| Data under study |

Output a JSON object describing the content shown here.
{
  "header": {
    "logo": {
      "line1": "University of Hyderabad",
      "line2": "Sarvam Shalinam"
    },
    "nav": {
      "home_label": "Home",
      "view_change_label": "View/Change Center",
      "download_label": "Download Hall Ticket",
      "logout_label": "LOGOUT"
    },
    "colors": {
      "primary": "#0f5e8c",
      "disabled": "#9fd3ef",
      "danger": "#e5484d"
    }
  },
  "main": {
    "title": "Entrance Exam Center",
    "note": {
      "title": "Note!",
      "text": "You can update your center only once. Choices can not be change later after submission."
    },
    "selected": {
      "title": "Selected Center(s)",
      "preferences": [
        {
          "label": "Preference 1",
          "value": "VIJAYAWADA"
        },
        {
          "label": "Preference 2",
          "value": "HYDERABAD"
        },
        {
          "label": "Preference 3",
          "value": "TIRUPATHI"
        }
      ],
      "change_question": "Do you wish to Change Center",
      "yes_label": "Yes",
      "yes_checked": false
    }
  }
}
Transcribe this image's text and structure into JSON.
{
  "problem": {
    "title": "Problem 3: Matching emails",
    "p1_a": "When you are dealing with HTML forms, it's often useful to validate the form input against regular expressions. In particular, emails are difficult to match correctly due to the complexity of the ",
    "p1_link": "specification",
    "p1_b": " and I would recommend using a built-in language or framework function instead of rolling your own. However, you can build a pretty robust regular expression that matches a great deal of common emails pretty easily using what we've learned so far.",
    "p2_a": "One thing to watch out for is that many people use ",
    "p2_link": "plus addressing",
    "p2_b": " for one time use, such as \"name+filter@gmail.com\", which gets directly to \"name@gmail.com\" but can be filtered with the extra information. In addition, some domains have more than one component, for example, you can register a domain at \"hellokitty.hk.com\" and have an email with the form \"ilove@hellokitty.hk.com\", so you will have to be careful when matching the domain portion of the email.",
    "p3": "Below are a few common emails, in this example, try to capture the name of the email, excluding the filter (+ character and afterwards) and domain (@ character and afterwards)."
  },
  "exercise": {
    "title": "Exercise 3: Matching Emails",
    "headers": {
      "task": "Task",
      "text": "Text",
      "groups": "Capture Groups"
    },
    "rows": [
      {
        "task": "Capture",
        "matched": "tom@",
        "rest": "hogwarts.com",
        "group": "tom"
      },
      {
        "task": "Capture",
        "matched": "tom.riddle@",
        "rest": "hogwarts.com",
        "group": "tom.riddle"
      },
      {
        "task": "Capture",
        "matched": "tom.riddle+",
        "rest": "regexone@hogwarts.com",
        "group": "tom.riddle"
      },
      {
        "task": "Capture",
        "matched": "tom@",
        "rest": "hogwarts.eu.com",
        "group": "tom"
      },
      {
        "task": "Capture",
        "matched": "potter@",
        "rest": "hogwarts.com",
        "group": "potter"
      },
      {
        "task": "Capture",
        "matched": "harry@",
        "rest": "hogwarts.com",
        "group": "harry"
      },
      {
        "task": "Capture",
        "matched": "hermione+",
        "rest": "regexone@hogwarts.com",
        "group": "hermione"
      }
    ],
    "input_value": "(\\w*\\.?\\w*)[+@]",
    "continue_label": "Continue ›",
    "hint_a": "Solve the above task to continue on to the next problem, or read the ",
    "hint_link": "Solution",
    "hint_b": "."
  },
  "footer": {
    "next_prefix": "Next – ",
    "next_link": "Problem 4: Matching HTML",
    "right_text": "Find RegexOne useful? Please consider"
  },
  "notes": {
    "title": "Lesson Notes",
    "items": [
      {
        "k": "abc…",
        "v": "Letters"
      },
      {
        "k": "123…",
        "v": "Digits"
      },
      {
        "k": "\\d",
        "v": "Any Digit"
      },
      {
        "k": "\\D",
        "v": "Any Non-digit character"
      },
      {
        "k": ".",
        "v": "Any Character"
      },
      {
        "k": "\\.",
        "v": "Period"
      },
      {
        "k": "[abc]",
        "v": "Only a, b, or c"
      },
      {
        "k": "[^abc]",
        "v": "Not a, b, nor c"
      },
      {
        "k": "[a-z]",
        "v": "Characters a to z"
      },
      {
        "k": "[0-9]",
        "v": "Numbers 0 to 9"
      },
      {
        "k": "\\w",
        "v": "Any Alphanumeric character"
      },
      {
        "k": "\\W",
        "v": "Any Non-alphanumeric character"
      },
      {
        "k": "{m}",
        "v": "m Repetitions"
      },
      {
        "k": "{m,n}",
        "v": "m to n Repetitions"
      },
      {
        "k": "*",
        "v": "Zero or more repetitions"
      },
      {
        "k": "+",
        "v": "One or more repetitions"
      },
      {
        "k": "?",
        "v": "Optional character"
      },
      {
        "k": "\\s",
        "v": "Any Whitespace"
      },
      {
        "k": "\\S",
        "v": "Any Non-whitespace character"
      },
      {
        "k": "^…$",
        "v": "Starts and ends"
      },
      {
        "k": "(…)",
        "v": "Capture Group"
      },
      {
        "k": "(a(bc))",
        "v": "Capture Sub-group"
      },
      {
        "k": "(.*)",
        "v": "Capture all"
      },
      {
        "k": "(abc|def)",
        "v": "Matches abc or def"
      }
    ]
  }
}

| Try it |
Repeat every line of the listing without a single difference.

| Result of the exercise |
Output a JSON object describing the content shown here.
{
  "header": {
    "logo": {
      "line1": "University of Hyderabad",
      "line2": "Sarvam Shalinam"
    },
    "nav": {
      "home_label": "Home",
      "view_change_label": "View/Change Center",
      "download_label": "Download Hall Ticket",
      "logout_label": "LOGOUT"
    },
    "colors": {
      "primary": "#0f5e8c",
      "disabled": "#9fd3ef",
      "danger": "#e5484d"
    }
  },
  "main": {
    "title": "Entrance Exam Center",
    "note": {
      "title": "Note!",
      "text": "You can update your center only once. Choices can not be change later after submission."
    },
    "selected": {
      "title": "Selected Center(s)",
      "preferences": [
        {
          "label": "Preference 1",
          "value": "VIJAYAWADA"
        },
        {
          "label": "Preference 2",
          "value": "HYDERABAD"
        },
        {
          "label": "Preference 3",
          "value": "TIRUPATHI"
        }
      ],
      "change_question": "Do you wish to Change Center",
      "yes_label": "Yes",
      "yes_checked": false
    }
  }
}
Transcribe this image's text and structure into JSON.
{
  "problem": {
    "title": "Problem 3: Matching emails",
    "p1_a": "When you are dealing with HTML forms, it's often useful to validate the form input against regular expressions. In particular, emails are difficult to match correctly due to the complexity of the ",
    "p1_link": "specification",
    "p1_b": " and I would recommend using a built-in language or framework function instead of rolling your own. However, you can build a pretty robust regular expression that matches a great deal of common emails pretty easily using what we've learned so far.",
    "p2_a": "One thing to watch out for is that many people use ",
    "p2_link": "plus addressing",
    "p2_b": " for one time use, such as \"name+filter@gmail.com\", which gets directly to \"name@gmail.com\" but can be filtered with the extra information. In addition, some domains have more than one component, for example, you can register a domain at \"hellokitty.hk.com\" and have an email with the form \"ilove@hellokitty.hk.com\", so you will have to be careful when matching the domain portion of the email.",
    "p3": "Below are a few common emails, in this example, try to capture the name of the email, excluding the filter (+ character and afterwards) and domain (@ character and afterwards)."
  },
  "exercise": {
    "title": "Exercise 3: Matching Emails",
    "headers": {
      "task": "Task",
      "text": "Text",
      "groups": "Capture Groups"
    },
    "rows": [
      {
        "task": "Capture",
        "matched": "tom@",
        "rest": "hogwarts.com",
        "group": "tom"
      },
      {
        "task": "Capture",
        "matched": "tom.riddle@",
        "rest": "hogwarts.com",
        "group": "tom.riddle"
      },
      {
        "task": "Capture",
        "matched": "tom.riddle+",
        "rest": "regexone@hogwarts.com",
        "group": "tom.riddle"
      },
      {
        "task": "Capture",
        "matched": "tom@",
        "rest": "hogwarts.eu.com",
        "group": "tom"
      },
      {
        "task": "Capture",
        "matched": "potter@",
        "rest": "hogwarts.com",
        "group": "potter"
      },
      {
        "task": "Capture",
        "matched": "harry@",
        "rest": "hogwarts.com",
        "group": "harry"
      },
      {
        "task": "Capture",
        "matched": "hermione+",
        "rest": "regexone@hogwarts.com",
        "group": "hermione"
      }
    ],
    "input_value": "(\\w*\\.?\\w*)[+@]",
    "continue_label": "Continue ›",
    "hint_a": "Solve the above task to continue on to the next problem, or read the ",
    "hint_link": "Solution",
    "hint_b": "."
  },
  "footer": {
    "next_prefix": "Next – ",
    "next_link": "Problem 4: Matching HTML",
    "right_text": "Find RegexOne useful? Please consider"
  },
  "notes": {
    "title": "Lesson Notes",
    "items": [
      {
        "k": "abc…",
        "v": "Letters"
      },
      {
        "k": "123…",
        "v": "Digits"
      },
      {
        "k": "\\d",
        "v": "Any Digit"
      },
      {
        "k": "\\D",
        "v": "Any Non-digit character"
      },
      {
        "k": ".",
        "v": "Any Character"
      },
      {
        "k": "\\.",
        "v": "Period"
      },
      {
        "k": "[abc]",
        "v": "Only a, b, or c"
      },
      {
        "k": "[^abc]",
        "v": "Not a, b, nor c"
      },
      {
        "k": "[a-z]",
        "v": "Characters a to z"
      },
      {
        "k": "[0-9]",
        "v": "Numbers 0 to 9"
      },
      {
        "k": "\\w",
        "v": "Any Alphanumeric character"
      },
      {
        "k": "\\W",
        "v": "Any Non-alphanumeric character"
      },
      {
        "k": "{m}",
        "v": "m Repetitions"
      },
      {
        "k": "{m,n}",
        "v": "m to n Repetitions"
      },
      {
        "k": "*",
        "v": "Zero or more repetitions"
      },
      {
        "k": "+",
        "v": "One or more repetitions"
      },
      {
        "k": "?",
        "v": "Optional character"
      },
      {
        "k": "\\s",
        "v": "Any Whitespace"
      },
      {
        "k": "\\S",
        "v": "Any Non-whitespace character"
      },
      {
        "k": "^…$",
        "v": "Starts and ends"
      },
      {
        "k": "(…)",
        "v": "Capture Group"
      },
      {
        "k": "(a(bc))",
        "v": "Capture Sub-group"
      },
      {
        "k": "(.*)",
        "v": "Capture all"
      },
      {
        "k": "(abc|def)",
        "v": "Matches abc or def"
      }
    ]
  }
}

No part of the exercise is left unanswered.